- Activity: Look through the listing and report every line that has "SIIMIES" in it.
┏━━
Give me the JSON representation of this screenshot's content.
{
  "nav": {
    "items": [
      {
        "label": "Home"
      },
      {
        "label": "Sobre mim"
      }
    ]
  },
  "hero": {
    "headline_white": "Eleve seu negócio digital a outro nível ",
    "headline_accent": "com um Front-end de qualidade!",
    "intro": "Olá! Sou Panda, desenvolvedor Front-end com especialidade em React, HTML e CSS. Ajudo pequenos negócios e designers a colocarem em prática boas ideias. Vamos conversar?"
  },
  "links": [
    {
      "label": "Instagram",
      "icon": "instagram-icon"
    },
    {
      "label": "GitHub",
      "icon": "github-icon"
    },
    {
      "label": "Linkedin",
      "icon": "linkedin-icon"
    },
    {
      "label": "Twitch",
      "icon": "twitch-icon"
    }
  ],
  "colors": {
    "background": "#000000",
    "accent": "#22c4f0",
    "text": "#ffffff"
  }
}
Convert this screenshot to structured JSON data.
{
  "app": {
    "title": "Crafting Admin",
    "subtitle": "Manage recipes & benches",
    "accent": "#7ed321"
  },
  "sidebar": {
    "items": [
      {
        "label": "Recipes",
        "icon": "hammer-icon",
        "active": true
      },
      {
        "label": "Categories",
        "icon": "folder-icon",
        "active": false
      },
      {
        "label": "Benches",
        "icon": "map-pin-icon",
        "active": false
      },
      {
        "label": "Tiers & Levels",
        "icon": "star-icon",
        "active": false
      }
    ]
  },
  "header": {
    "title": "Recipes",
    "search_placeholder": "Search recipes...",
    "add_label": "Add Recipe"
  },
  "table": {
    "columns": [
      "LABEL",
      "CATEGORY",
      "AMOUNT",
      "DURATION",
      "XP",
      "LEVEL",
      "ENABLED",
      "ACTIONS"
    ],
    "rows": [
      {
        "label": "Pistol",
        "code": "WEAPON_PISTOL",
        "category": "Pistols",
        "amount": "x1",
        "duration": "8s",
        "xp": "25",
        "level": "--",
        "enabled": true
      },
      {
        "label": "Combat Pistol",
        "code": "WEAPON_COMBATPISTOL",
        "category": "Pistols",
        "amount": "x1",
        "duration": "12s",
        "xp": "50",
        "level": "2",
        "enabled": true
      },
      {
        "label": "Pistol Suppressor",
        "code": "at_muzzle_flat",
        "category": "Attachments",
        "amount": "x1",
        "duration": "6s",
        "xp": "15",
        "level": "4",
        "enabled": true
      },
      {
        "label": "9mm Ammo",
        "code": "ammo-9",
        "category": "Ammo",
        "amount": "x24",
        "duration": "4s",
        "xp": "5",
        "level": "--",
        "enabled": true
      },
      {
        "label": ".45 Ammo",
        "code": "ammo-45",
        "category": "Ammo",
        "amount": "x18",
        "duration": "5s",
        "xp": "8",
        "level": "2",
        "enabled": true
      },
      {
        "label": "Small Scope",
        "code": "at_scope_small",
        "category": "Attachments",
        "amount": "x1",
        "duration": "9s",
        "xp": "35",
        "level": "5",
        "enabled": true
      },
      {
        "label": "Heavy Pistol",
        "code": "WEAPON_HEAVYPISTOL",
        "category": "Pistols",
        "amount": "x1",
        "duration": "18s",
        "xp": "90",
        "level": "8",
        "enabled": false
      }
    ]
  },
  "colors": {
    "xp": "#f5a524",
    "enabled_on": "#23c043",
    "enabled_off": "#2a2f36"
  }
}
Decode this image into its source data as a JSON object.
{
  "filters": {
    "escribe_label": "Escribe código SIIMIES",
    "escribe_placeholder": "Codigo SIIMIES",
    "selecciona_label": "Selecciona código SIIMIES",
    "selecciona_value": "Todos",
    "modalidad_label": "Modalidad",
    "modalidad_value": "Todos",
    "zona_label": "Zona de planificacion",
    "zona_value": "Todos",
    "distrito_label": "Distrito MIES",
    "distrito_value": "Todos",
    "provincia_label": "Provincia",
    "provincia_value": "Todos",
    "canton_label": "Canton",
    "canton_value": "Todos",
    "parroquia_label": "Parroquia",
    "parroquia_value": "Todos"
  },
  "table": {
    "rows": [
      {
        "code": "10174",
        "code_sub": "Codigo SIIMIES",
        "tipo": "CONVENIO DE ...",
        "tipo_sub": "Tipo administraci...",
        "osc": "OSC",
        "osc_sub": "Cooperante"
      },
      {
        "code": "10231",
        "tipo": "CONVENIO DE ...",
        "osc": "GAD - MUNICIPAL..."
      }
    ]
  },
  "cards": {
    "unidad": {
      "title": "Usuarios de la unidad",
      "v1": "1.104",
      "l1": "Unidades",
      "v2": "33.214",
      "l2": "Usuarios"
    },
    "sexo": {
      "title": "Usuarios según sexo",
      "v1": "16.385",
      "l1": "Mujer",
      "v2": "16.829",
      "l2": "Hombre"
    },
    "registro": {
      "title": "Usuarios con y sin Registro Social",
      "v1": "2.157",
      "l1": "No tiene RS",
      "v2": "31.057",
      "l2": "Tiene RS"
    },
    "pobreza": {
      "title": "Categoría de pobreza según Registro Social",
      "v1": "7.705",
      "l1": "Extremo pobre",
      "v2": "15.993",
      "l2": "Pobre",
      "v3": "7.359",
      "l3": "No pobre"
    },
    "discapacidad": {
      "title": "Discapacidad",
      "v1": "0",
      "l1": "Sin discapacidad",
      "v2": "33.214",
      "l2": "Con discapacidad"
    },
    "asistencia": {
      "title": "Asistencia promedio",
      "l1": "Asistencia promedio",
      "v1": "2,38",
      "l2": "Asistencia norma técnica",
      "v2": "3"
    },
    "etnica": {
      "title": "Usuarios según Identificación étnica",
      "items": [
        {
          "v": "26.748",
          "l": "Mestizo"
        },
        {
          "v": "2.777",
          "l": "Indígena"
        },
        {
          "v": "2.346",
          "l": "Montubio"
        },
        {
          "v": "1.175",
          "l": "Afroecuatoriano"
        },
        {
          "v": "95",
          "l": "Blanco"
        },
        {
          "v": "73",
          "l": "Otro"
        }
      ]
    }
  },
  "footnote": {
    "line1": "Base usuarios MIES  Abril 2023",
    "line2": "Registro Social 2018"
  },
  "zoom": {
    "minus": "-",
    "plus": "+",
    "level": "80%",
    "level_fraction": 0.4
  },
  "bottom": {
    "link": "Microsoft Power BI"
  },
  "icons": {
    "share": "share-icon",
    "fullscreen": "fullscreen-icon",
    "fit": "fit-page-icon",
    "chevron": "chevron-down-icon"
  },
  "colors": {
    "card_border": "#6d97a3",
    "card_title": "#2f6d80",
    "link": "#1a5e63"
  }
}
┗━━
- Answer:
    "escribe_label": "Escribe código SIIMIES",
    "escribe_placeholder": "Codigo SIIMIES",
    "selecciona_label": "Selecciona código SIIMIES",
        "code_sub": "Codigo SIIMIES",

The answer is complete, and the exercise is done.